-- Opening Marker --

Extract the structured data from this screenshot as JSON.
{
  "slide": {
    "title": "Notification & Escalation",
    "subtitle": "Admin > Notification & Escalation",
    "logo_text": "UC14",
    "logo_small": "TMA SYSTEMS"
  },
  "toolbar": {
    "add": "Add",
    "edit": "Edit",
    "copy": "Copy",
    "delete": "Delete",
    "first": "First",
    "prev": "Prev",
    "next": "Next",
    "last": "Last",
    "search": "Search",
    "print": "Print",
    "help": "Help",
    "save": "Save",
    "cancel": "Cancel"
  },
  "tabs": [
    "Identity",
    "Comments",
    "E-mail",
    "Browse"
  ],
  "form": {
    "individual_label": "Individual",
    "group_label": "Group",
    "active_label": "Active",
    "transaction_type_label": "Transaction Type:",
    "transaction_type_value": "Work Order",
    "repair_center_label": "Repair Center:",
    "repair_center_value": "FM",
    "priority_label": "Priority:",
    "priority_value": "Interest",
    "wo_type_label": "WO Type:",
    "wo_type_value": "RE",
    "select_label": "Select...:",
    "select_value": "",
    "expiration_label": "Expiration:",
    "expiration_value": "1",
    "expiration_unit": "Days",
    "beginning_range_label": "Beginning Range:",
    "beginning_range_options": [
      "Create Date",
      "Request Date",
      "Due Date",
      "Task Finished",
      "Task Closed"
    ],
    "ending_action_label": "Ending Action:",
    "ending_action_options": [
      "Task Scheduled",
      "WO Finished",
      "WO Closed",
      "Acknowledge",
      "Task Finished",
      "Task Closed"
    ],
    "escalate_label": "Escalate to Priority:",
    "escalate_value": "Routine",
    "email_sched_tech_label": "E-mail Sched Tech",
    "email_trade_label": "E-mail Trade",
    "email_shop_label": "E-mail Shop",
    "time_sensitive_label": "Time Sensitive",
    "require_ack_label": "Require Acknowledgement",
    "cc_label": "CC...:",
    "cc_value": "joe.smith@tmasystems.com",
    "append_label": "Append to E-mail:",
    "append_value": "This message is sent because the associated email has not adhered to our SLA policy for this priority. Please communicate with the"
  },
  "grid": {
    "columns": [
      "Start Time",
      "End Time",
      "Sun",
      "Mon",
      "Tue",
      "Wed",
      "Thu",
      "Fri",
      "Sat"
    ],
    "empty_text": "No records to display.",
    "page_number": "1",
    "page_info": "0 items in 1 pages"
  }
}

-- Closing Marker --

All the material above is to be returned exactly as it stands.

Extract the structured data from this screenshot as JSON.
{
  "slide": {
    "title": "Notification & Escalation",
    "subtitle": "Admin > Notification & Escalation",
    "logo_text": "UC14",
    "logo_small": "TMA SYSTEMS"
  },
  "toolbar": {
    "add": "Add",
    "edit": "Edit",
    "copy": "Copy",
    "delete": "Delete",
    "first": "First",
    "prev": "Prev",
    "next": "Next",
    "last": "Last",
    "search": "Search",
    "print": "Print",
    "help": "Help",
    "save": "Save",
    "cancel": "Cancel"
  },
  "tabs": [
    "Identity",
    "Comments",
    "E-mail",
    "Browse"
  ],
  "form": {
    "individual_label": "Individual",
    "group_label": "Group",
    "active_label": "Active",
    "transaction_type_label": "Transaction Type:",
    "transaction_type_value": "Work Order",
    "repair_center_label": "Repair Center:",
    "repair_center_value": "FM",
    "priority_label": "Priority:",
    "priority_value": "Interest",
    "wo_type_label": "WO Type:",
    "wo_type_value": "RE",
    "select_label": "Select...:",
    "select_value": "",
    "expiration_label": "Expiration:",
    "expiration_value": "1",
    "expiration_unit": "Days",
    "beginning_range_label": "Beginning Range:",
    "beginning_range_options": [
      "Create Date",
      "Request Date",
      "Due Date",
      "Task Finished",
      "Task Closed"
    ],
    "ending_action_label": "Ending Action:",
    "ending_action_options": [
      "Task Scheduled",
      "WO Finished",
      "WO Closed",
      "Acknowledge",
      "Task Finished",
      "Task Closed"
    ],
    "escalate_label": "Escalate to Priority:",
    "escalate_value": "Routine",
    "email_sched_tech_label": "E-mail Sched Tech",
    "email_trade_label": "E-mail Trade",
    "email_shop_label": "E-mail Shop",
    "time_sensitive_label": "Time Sensitive",
    "require_ack_label": "Require Acknowledgement",
    "cc_label": "CC...:",
    "cc_value": "joe.smith@tmasystems.com",
    "append_label": "Append to E-mail:",
    "append_value": "This message is sent because the associated email has not adhered to our SLA policy for this priority. Please communicate with the"
  },
  "grid": {
    "columns": [
      "Start Time",
      "End Time",
      "Sun",
      "Mon",
      "Tue",
      "Wed",
      "Thu",
      "Fri",
      "Sat"
    ],
    "empty_text": "No records to display.",
    "page_number": "1",
    "page_info": "0 items in 1 pages"
  }
}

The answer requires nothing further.